The presented research seeks to further our understanding of the Supreme Court’s formation of judicial review through an historical and game theoretic analysis. Marbury v Madison (1803) has long been hailed as a foundational case in which Chief Justice Marshall outfoxed President Jefferson in a duel of wits. Yet, despite this claim, there are surprisingly few papers that apply modern game-theory to what is widely considered a landmark—and rather iconic—supreme court case. In my paper, I review this notion and, in doing so, come to better understand inter-institutional relationships and their corresponding game theoretic strategies. More importantly, however, I suggest that Supreme Court decisions are often manipulated by their environment.
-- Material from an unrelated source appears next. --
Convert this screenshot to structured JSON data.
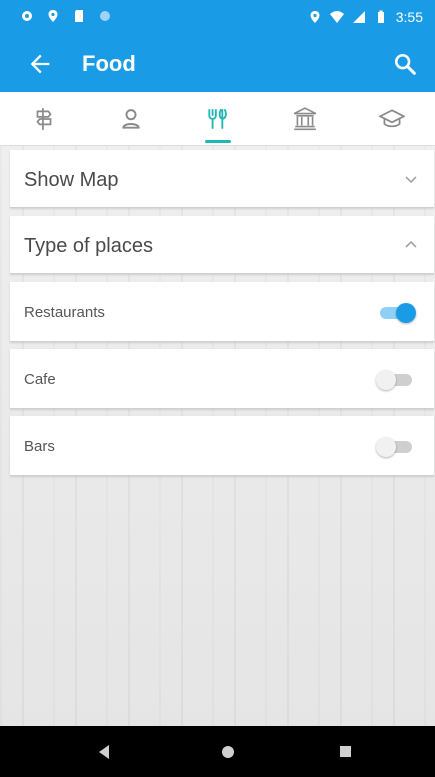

The decisions themselves are not made in a vacuum—if enough pressure exists, it is possible to alter the verdict of cases, thus altering the course of history.
deButts, Daniel R.
"A Game Theoretic Analysis of Marbury v Madison: The Origins of Judicial Review,"
James Blair Historical Review: Vol. 9
, Article 2.
Available at: https://scholarworks.wm.edu/jbhr/vol9/iss2/2